Scan the entries below and give the number of lines containing "duration", with no accompanying words.

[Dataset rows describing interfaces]

=-=-=-=-=

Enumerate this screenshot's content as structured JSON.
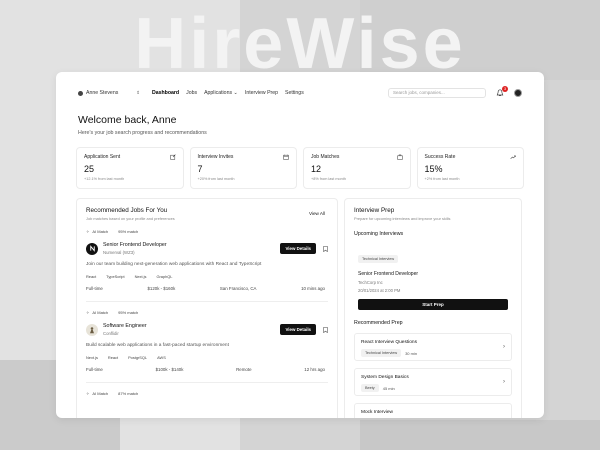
{
  "hero_text": "HireWise",
  "nav": {
    "user_name": "Anne Stevens",
    "links": [
      "Dashboard",
      "Jobs",
      "Applications",
      "Interview Prep",
      "Settings"
    ],
    "applications_caret": "⌄",
    "search_placeholder": "Search jobs, companies...",
    "notification_count": "3"
  },
  "welcome": {
    "title": "Welcome back, Anne",
    "subtitle": "Here's your job search progress and recommendations"
  },
  "stats": [
    {
      "label": "Application Sent",
      "value": "25",
      "sub": "+12.1% from last month",
      "icon": "edit-icon"
    },
    {
      "label": "Interview Invites",
      "value": "7",
      "sub": "+20% from last month",
      "icon": "calendar-icon"
    },
    {
      "label": "Job Matches",
      "value": "12",
      "sub": "+8% from last month",
      "icon": "briefcase-icon"
    },
    {
      "label": "Success Rate",
      "value": "15%",
      "sub": "+2% from last month",
      "icon": "trend-up-icon"
    }
  ],
  "jobs_panel": {
    "title": "Recommended Jobs For You",
    "subtitle": "Job matches based on your profile and preferences",
    "view_all": "View All",
    "view_details": "View Details",
    "jobs": [
      {
        "ai_label": "AI Match",
        "match": "95% match",
        "title": "Senior Frontend Developer",
        "company": "Numerval (WZ3)",
        "description": "Join our team building next-generation web applications with React and TypeScript",
        "tags": [
          "React",
          "TypeScript",
          "Next.js",
          "GraphQL"
        ],
        "type": "Full-time",
        "salary": "$120k - $160k",
        "location": "San Francisco, CA",
        "posted": "10 mins ago"
      },
      {
        "ai_label": "AI Match",
        "match": "95% match",
        "title": "Software Engineer",
        "company": "Conflidir",
        "description": "Build scalable web applications in a fast-paced startup environment",
        "tags": [
          "Next.js",
          "React",
          "PostgrSQL",
          "AWS"
        ],
        "type": "Full-time",
        "salary": "$100k - $140k",
        "location": "Remote",
        "posted": "12 hrs ago"
      },
      {
        "ai_label": "AI Match",
        "match": "87% match"
      }
    ]
  },
  "prep_panel": {
    "title": "Interview Prep",
    "subtitle": "Prepare for upcoming interviews and improve your skills",
    "upcoming_title": "Upcoming Interviews",
    "upcoming": {
      "chip": "Technical Interview",
      "title": "Senior Frontend Developer",
      "company": "TechCorp Inc",
      "datetime": "20/01/2024 at 2:00 PM",
      "button": "Start Prep"
    },
    "recommended_title": "Recommended Prep",
    "items": [
      {
        "title": "React Interview Questions",
        "chip": "Technical Interview",
        "duration": "30 min"
      },
      {
        "title": "System Design Basics",
        "chip": "Beety",
        "duration": "45 min"
      },
      {
        "title": "Mock Interview",
        "chip": "",
        "duration": ""
      }
    ]
  }
}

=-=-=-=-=

**COMPLETED TASK:**
3